Fiddler crabs are very tiny and they are a favorite food of Sheephead fish. We see Fiddler crabs in groups on the sandy shores of little uninhabited islands along the saltwater river. They scurry around in groups, or pop into their little holes when they see us.
Thousands of crabs hurry up into the mangroves to hide as we approach. They are very tiny and difficult to photograph. I do however have a pretty cool video – below.
During Sheepshead fishing season, local bait shops sell fiddler crabs to fishermen. Unfortunately, Sheepshead fishing is very popular because it’s good eating fish, and the crabs are often sold out. You can catch your own Fiddlers, but we never have. But we do sometimes specifically look for sheepshead. They are often found around docks and piers where they eat barnacles clinging to the pylons.
All three photos below show Fiddler crabs but they are so tiny it’s hard to make them out.

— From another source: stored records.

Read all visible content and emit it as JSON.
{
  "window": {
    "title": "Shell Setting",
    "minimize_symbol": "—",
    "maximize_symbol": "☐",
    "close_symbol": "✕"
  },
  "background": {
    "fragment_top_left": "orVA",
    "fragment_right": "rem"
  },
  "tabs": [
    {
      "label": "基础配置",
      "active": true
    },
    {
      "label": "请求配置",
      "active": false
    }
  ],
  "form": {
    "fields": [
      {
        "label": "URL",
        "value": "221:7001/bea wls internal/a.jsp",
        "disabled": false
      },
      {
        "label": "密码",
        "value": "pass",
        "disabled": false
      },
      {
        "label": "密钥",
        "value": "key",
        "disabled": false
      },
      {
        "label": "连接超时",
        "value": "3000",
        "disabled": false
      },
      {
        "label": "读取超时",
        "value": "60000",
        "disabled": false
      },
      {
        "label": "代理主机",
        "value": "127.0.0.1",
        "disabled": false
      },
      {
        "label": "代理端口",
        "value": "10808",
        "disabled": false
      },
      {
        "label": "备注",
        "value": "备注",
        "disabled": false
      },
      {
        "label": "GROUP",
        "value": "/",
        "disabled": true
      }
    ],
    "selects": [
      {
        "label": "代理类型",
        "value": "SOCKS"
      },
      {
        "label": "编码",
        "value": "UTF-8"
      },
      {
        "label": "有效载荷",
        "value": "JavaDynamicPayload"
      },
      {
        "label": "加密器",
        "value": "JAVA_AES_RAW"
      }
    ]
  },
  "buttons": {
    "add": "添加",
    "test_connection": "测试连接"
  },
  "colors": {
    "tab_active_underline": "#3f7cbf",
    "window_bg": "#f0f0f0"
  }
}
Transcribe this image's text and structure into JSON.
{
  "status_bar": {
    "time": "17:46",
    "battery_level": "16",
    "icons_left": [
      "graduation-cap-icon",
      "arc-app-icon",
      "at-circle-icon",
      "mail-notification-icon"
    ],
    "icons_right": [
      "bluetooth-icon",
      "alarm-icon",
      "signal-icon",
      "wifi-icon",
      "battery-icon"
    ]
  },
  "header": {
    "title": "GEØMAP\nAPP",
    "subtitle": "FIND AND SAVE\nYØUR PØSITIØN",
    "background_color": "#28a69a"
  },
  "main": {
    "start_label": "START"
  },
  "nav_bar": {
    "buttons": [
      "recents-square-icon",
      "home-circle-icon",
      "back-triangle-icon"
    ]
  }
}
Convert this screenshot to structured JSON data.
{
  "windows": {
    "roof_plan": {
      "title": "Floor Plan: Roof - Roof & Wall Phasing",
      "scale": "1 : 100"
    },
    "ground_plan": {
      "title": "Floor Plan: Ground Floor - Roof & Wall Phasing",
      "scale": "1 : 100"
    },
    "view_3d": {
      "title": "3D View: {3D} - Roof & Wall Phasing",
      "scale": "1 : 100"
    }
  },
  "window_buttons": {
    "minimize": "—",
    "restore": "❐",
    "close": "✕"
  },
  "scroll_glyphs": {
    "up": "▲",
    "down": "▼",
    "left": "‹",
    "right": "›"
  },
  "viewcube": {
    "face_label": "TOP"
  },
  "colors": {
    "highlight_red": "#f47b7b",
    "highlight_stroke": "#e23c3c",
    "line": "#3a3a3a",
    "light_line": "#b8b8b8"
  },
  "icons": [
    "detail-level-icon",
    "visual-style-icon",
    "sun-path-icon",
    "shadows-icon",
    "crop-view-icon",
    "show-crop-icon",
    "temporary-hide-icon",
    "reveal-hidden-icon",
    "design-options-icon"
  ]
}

Low tide is a good time to see Fiddler crabs scurrying around the grasses and mangroves. They need the water to survive, but can’t live submerged. They scurry into little holes in the sand and hide there when the water comes up as explained at the Florida Fish and Wildlife page.
My phone doesn’t take great zoom photos, but I had to get this crab photo without scaring him into his hole. The male crabs have one large claw so I would say this is a male and these crabs are very tiny. Little piles of sand pellets are left all around the holes they make.
The Fiddler crab doesn’t have a long life span, but is an important food source for more than just crustacean loving fish.
For some reason my “Florida’s Living Beaches” (affiliate link to Amazon) reference book does not mention this type of crab. I have the first edition of this book, so they may be mentioned in the second edition. I am surprised at this omission because they are an important part of the coastal ecosystem.
My information on this page came from reliable online sources mentioned in this article. All photos are my own.